It’s popular, in some circles, to suggest eliminating the corporate income tax. Usually, the argument flows from worries about American competitiveness. Eliminate the corporate tax, and corporations around the world will flock to our shores.
Or so the story goes. In fact, it went that way recently at Bloomberg View, where Megan McArdle made the case for scrapping the corporate tax and replacing its revenues (and functionality) with a combination of higher personal income tax rates and a rollback in individual tax preferences for capital income.
This is not a crazy argument, although it’s definitely a utopian one. Or at least a deeply aspirational one. But it’s the job of opinion writers to suggest routes to a better future, even when the politics are complex or even hopeless.
I can see the appeal of a world without corporate income taxes. As I argued a few weeks ago, I think the tax is dying, falling victim (like so much else) to the disruptive forces of globalization and financial modernization.
But we shouldn’t get too fatalistic. Yes, the corporate tax is struggling to keep up. But to some degree, every tax struggles to stay functional and relevant over time. That struggle is often cast in human terms, pitting wily taxpayers against hapless (and underpaid) bureaucrats.
It’s a good story but an overdramatized one. The corporate income tax is dying not because corporations are cheating, or even because they are procuring special favors from eager-to-please politicians. The tax is faltering because it’s the nature of a tax to falter.
McArdle makes this point when she warns against the tendency to view the corporate tax as somehow corrupt or hopelessly politicized. To be sure, she concedes, “the tax code contains plenty of senseless giveaways to corporations.” But these are not the root of the problem, she points out: “Most of the loopholes that we argue about are not a result of congressional pandering, or even sharp lawyers who bend sensible rules. They’re an artifact of the fact that calculating corporate income is really hard.”

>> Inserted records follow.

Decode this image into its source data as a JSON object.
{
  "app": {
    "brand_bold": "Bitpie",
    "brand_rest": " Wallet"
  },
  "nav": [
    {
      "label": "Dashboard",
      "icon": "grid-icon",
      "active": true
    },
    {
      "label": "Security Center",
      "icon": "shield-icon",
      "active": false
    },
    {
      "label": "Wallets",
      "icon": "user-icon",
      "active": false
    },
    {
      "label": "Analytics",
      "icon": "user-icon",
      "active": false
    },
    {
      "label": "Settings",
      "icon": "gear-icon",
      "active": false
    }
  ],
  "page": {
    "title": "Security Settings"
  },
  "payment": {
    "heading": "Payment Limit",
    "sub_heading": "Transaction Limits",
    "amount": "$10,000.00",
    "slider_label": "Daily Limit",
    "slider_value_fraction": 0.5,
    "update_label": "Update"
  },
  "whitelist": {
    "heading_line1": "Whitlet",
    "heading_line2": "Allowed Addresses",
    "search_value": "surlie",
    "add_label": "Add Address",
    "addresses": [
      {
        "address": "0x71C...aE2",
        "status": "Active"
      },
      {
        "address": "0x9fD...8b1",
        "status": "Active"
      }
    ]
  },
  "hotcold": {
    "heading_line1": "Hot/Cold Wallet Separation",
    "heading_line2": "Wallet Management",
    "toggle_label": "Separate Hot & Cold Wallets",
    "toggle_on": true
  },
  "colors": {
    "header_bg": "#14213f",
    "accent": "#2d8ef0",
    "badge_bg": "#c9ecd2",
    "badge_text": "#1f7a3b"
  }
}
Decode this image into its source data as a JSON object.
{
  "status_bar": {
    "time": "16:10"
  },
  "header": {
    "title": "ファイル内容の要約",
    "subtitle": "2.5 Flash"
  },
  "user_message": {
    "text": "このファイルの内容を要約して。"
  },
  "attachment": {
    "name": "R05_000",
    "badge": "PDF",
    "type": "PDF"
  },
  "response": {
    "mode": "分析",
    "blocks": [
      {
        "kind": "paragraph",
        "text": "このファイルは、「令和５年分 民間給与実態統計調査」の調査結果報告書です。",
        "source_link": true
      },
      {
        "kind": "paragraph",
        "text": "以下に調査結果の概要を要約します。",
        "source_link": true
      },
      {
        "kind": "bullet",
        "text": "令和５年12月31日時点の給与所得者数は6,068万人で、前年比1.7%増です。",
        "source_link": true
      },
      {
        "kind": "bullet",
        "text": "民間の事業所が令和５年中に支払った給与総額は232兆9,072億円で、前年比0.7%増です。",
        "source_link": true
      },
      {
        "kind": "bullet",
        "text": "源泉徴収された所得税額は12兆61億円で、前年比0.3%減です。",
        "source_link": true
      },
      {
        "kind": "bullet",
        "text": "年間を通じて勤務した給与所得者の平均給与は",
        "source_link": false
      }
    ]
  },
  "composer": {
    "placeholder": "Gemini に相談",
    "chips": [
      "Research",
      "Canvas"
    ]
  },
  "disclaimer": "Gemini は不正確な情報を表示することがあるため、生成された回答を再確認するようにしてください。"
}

McArdle is oversimplifying here: Not all tax avoidance is created equal, and some of the most successful avoidance going on these days is certainly the product of “sharp lawyers” bending all sorts of rules.
But it is the nature of rules to be bent. And it is the nature of legislative “fixes” to themselves get bent in the wake of reform efforts. McArdle makes this point, too:
- You can also argue that the government should crack down on all this structuring. But this is precisely backward. Those armies of tax lawyers were raised because of all the earlier attempts to close the loopholes, which made more laws for them to study and exploit. Yet our response is always the same: even more laws to change the earlier laws that aren’t working.
Again, this is overstated; McArdle’s libertarian sympathies are clearly showing. But she has a point. Tax reform, in the form of legislation, will never “fix” the corporate tax once and for all.
But reform is still worth the effort, even when it’s doomed to fail. Because with any luck, it won’t fail immediately. It will buy time. Smart tax lawyers may find a way to circumvent new rules (that’s their job and obligation, if you ask me). But reform can slow them down. Ultimately, tax reform is a process, not a destination.
Again, I think the corporate income tax is on the way out. But that’s a long-term problem. It doesn’t mean we should throw in the towel right away. The corporate tax may, as McArdle suggests, be an “insane, unwinnable chess game” pitting lawyers against tax collectors. But for the time being, the game is still worth the candle.